▶ [What you are asked to do]
Calculate how many lines in the following records hold the word "this", and report that number without comment.

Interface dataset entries
+ + + + + + +
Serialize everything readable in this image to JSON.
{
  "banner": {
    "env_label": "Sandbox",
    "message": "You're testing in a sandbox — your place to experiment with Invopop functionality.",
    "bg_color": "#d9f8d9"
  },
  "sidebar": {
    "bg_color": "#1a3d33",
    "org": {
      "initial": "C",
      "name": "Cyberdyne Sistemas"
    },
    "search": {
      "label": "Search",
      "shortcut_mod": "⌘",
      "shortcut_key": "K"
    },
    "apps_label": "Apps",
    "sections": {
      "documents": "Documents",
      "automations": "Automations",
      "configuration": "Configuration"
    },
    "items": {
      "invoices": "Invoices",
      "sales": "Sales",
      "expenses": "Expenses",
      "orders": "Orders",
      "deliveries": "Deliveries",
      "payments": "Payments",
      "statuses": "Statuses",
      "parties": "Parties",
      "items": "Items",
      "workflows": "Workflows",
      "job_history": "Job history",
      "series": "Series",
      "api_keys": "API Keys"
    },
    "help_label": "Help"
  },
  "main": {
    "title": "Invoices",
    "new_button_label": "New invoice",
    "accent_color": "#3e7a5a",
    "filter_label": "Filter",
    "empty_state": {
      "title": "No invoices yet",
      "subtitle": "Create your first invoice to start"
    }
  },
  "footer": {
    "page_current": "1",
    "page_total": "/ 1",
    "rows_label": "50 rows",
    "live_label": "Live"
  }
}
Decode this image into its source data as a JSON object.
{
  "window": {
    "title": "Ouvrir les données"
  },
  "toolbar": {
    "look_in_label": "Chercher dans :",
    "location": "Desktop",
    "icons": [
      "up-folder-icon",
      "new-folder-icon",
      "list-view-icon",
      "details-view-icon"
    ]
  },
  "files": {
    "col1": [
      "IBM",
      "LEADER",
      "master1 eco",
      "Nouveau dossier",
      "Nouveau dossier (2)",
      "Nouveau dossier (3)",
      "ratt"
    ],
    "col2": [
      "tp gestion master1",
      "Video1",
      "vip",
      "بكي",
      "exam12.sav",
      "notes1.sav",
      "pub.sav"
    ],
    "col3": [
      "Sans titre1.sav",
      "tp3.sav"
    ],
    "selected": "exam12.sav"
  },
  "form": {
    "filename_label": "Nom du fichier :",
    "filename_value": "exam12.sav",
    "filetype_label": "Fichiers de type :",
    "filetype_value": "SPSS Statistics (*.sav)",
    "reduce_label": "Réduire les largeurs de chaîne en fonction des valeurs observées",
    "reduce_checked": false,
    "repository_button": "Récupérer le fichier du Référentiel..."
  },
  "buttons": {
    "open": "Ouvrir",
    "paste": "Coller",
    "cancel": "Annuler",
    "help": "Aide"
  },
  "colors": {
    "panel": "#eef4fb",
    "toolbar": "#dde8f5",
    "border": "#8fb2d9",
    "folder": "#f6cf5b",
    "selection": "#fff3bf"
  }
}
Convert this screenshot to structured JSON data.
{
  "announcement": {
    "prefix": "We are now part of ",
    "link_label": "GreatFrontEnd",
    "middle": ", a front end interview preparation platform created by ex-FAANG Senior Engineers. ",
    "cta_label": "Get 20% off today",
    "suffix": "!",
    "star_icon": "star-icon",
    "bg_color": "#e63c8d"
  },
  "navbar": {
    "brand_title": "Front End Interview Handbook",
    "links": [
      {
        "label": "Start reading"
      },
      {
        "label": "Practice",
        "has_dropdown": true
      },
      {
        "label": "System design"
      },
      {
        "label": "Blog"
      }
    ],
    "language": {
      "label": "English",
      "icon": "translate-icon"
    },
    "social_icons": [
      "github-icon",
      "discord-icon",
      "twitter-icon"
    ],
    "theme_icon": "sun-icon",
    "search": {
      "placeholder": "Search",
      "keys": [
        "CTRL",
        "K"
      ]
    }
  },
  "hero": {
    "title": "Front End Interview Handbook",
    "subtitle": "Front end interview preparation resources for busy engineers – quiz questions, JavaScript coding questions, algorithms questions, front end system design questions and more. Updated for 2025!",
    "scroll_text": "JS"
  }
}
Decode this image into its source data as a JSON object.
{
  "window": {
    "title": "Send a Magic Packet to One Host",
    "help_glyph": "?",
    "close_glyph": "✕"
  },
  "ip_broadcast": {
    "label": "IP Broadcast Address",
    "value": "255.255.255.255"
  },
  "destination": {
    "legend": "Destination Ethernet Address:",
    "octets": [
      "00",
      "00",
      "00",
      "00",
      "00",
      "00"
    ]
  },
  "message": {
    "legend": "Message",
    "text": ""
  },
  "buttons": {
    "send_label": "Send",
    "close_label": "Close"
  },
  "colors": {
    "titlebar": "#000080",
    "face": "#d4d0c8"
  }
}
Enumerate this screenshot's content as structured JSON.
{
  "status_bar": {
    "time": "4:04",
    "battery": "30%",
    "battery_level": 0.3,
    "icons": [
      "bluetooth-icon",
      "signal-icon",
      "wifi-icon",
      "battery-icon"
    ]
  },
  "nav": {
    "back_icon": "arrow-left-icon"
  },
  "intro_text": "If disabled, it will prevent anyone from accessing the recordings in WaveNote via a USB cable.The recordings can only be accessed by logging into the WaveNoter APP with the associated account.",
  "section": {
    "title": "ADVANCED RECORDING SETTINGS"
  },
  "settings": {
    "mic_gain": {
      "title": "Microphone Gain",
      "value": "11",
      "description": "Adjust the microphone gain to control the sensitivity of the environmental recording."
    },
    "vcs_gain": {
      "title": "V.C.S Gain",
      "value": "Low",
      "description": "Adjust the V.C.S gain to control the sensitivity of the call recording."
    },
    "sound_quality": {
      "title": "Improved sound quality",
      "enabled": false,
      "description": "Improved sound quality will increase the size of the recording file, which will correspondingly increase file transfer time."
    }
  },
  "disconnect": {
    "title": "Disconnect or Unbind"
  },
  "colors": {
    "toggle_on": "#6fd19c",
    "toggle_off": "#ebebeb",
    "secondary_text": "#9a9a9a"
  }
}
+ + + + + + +
▶ [Response to the task]
5